What needs to be done ->
Every record must be retyped exactly as it reads.

Records supplied ->
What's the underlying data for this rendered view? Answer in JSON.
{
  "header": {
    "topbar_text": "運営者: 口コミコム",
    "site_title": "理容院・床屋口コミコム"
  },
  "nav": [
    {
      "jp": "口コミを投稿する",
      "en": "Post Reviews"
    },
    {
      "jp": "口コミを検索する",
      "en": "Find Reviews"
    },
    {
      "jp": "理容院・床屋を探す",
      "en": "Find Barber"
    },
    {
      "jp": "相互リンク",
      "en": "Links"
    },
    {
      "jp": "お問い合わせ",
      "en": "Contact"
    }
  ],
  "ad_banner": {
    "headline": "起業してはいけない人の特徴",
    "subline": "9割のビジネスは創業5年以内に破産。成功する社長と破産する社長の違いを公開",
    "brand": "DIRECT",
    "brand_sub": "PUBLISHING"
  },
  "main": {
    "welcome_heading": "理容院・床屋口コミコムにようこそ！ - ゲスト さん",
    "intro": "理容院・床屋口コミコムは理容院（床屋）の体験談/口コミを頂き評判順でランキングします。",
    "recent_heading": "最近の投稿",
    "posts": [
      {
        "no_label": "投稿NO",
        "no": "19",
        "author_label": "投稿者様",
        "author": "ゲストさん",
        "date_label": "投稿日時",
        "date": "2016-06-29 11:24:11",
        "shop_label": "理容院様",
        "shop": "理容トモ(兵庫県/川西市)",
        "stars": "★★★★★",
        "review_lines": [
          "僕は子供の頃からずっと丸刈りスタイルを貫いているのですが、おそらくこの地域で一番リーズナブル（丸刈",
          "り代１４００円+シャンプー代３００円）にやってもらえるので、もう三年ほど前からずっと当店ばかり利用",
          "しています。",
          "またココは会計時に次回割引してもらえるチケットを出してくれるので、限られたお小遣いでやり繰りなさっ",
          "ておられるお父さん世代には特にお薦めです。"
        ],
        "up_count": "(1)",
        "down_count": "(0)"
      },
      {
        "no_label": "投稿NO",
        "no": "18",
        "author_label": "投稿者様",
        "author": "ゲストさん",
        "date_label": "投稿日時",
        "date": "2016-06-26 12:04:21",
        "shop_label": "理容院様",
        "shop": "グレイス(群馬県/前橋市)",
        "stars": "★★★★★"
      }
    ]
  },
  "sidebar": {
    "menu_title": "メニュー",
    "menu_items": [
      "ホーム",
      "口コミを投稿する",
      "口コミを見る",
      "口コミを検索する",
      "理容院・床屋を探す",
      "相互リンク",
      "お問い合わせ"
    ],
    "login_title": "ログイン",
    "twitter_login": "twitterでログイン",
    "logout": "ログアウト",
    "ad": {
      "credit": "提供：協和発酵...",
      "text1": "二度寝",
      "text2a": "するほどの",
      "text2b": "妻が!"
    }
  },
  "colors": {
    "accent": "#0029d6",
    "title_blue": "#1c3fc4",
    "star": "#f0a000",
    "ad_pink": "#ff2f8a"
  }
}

Expected output ->
What's the underlying data for this rendered view? Answer in JSON.
{
  "header": {
    "topbar_text": "運営者: 口コミコム",
    "site_title": "理容院・床屋口コミコム"
  },
  "nav": [
    {
      "jp": "口コミを投稿する",
      "en": "Post Reviews"
    },
    {
      "jp": "口コミを検索する",
      "en": "Find Reviews"
    },
    {
      "jp": "理容院・床屋を探す",
      "en": "Find Barber"
    },
    {
      "jp": "相互リンク",
      "en": "Links"
    },
    {
      "jp": "お問い合わせ",
      "en": "Contact"
    }
  ],
  "ad_banner": {
    "headline": "起業してはいけない人の特徴",
    "subline": "9割のビジネスは創業5年以内に破産。成功する社長と破産する社長の違いを公開",
    "brand": "DIRECT",
    "brand_sub": "PUBLISHING"
  },
  "main": {
    "welcome_heading": "理容院・床屋口コミコムにようこそ！ - ゲスト さん",
    "intro": "理容院・床屋口コミコムは理容院（床屋）の体験談/口コミを頂き評判順でランキングします。",
    "recent_heading": "最近の投稿",
    "posts": [
      {
        "no_label": "投稿NO",
        "no": "19",
        "author_label": "投稿者様",
        "author": "ゲストさん",
        "date_label": "投稿日時",
        "date": "2016-06-29 11:24:11",
        "shop_label": "理容院様",
        "shop": "理容トモ(兵庫県/川西市)",
        "stars": "★★★★★",
        "review_lines": [
          "僕は子供の頃からずっと丸刈りスタイルを貫いているのですが、おそらくこの地域で一番リーズナブル（丸刈",
          "り代１４００円+シャンプー代３００円）にやってもらえるので、もう三年ほど前からずっと当店ばかり利用",
          "しています。",
          "またココは会計時に次回割引してもらえるチケットを出してくれるので、限られたお小遣いでやり繰りなさっ",
          "ておられるお父さん世代には特にお薦めです。"
        ],
        "up_count": "(1)",
        "down_count": "(0)"
      },
      {
        "no_label": "投稿NO",
        "no": "18",
        "author_label": "投稿者様",
        "author": "ゲストさん",
        "date_label": "投稿日時",
        "date": "2016-06-26 12:04:21",
        "shop_label": "理容院様",
        "shop": "グレイス(群馬県/前橋市)",
        "stars": "★★★★★"
      }
    ]
  },
  "sidebar": {
    "menu_title": "メニュー",
    "menu_items": [
      "ホーム",
      "口コミを投稿する",
      "口コミを見る",
      "口コミを検索する",
      "理容院・床屋を探す",
      "相互リンク",
      "お問い合わせ"
    ],
    "login_title": "ログイン",
    "twitter_login": "twitterでログイン",
    "logout": "ログアウト",
    "ad": {
      "credit": "提供：協和発酵...",
      "text1": "二度寝",
      "text2a": "するほどの",
      "text2b": "妻が!"
    }
  },
  "colors": {
    "accent": "#0029d6",
    "title_blue": "#1c3fc4",
    "star": "#f0a000",
    "ad_pink": "#ff2f8a"
  }
}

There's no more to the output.